▸ **INFORMATION SUPPLIED**
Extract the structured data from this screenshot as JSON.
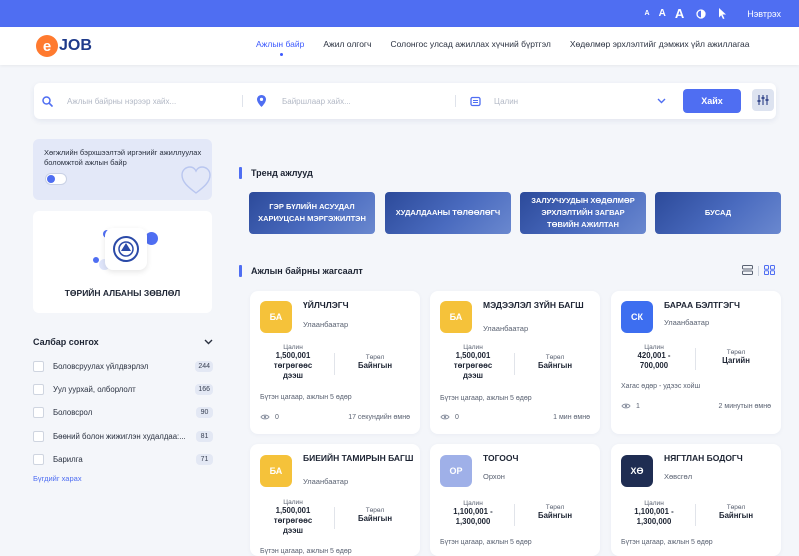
{
  "topbar": {
    "font_small": "A",
    "font_medium": "A",
    "font_large": "A",
    "login": "Нэвтрэх"
  },
  "logo": {
    "mark": "e",
    "text": "JOB"
  },
  "nav": {
    "links": [
      "Ажлын байр",
      "Ажил олгогч",
      "Солонгос улсад ажиллах хүчний бүртгэл",
      "Хөдөлмөр эрхлэлтийг дэмжих үйл ажиллагаа"
    ]
  },
  "search": {
    "keyword_placeholder": "Ажлын байрны нэрээр хайх...",
    "location_placeholder": "Байршлаар хайх...",
    "salary_placeholder": "Цалин",
    "button": "Хайх"
  },
  "promo": {
    "text": "Хөгжлийн бэрхшээлтэй иргэнийг ажиллуулах боломжтой ажлын байр"
  },
  "gov": {
    "title": "ТӨРИЙН АЛБАНЫ ЗӨВЛӨЛ"
  },
  "branches": {
    "heading": "Салбар сонгох",
    "items": [
      {
        "label": "Боловсруулах үйлдвэрлэл",
        "count": "244"
      },
      {
        "label": "Уул уурхай, олборлолт",
        "count": "166"
      },
      {
        "label": "Боловсрол",
        "count": "90"
      },
      {
        "label": "Бөөний болон жижиглэн худалдаа:...",
        "count": "81"
      },
      {
        "label": "Барилга",
        "count": "71"
      }
    ],
    "more": "Бүгдийг харах"
  },
  "trend": {
    "heading": "Тренд ажлууд",
    "items": [
      "ГЭР БҮЛИЙН АСУУДАЛ ХАРИУЦСАН МЭРГЭЖИЛТЭН",
      "ХУДАЛДААНЫ ТӨЛӨӨЛӨГЧ",
      "ЗАЛУУЧУУДЫН ХӨДӨЛМӨР ЭРХЛЭЛТИЙН ЗАГВАР ТӨВИЙН АЖИЛТАН",
      "БУСАД"
    ]
  },
  "jobs": {
    "heading": "Ажлын байрны жагсаалт",
    "salary_key": "Цалин",
    "type_key": "Төрөл",
    "cards": [
      {
        "badge": "БА",
        "color": "#f5c23a",
        "title": "ҮЙЛЧЛЭГЧ",
        "location": "Улаанбаатар",
        "salary": [
          "1,500,001",
          "төгрөгөөс",
          "дээш"
        ],
        "type": "Байнгын",
        "schedule": "Бүтэн цагаар, ажлын 5 өдөр",
        "views": "0",
        "time": "17 секундийн өмнө"
      },
      {
        "badge": "БА",
        "color": "#f5c23a",
        "title": "МЭДЭЭЛЭЛ ЗҮЙН БАГШ",
        "location": "Улаанбаатар",
        "salary": [
          "1,500,001",
          "төгрөгөөс",
          "дээш"
        ],
        "type": "Байнгын",
        "schedule": "Бүтэн цагаар, ажлын 5 өдөр",
        "views": "0",
        "time": "1 мин өмнө"
      },
      {
        "badge": "СК",
        "color": "#3d6ef0",
        "title": "БАРАА БЭЛТГЭГЧ",
        "location": "Улаанбаатар",
        "salary": [
          "420,001 -",
          "700,000"
        ],
        "type": "Цагийн",
        "schedule": "Хагас өдөр - удээс хойш",
        "views": "1",
        "time": "2 минутын өмнө"
      },
      {
        "badge": "БА",
        "color": "#f5c23a",
        "title": "БИЕИЙН ТАМИРЫН БАГШ",
        "location": "Улаанбаатар",
        "salary": [
          "1,500,001",
          "төгрөгөөс",
          "дээш"
        ],
        "type": "Байнгын",
        "schedule": "Бүтэн цагаар, ажлын 5 өдөр"
      },
      {
        "badge": "ОР",
        "color": "#9fb0e8",
        "title": "ТОГООЧ",
        "location": "Орхон",
        "salary": [
          "1,100,001 -",
          "1,300,000"
        ],
        "type": "Байнгын",
        "schedule": "Бүтэн цагаар, ажлын 5 өдөр"
      },
      {
        "badge": "ХӨ",
        "color": "#1f2d52",
        "title": "НЯГТЛАН БОДОГЧ",
        "location": "Хөвсгөл",
        "salary": [
          "1,100,001 -",
          "1,300,000"
        ],
        "type": "Байнгын",
        "schedule": "Бүтэн цагаар, ажлын 5 өдөр"
      }
    ]
  },
  "colors": {
    "accent": "#4f6ef2",
    "brand_orange": "#ff7a2f",
    "brand_navy": "#1e3a8a"
  }
}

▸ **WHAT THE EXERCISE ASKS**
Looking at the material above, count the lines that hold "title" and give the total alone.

▸ **SOLUTION FOR THIS EXERCISE**
7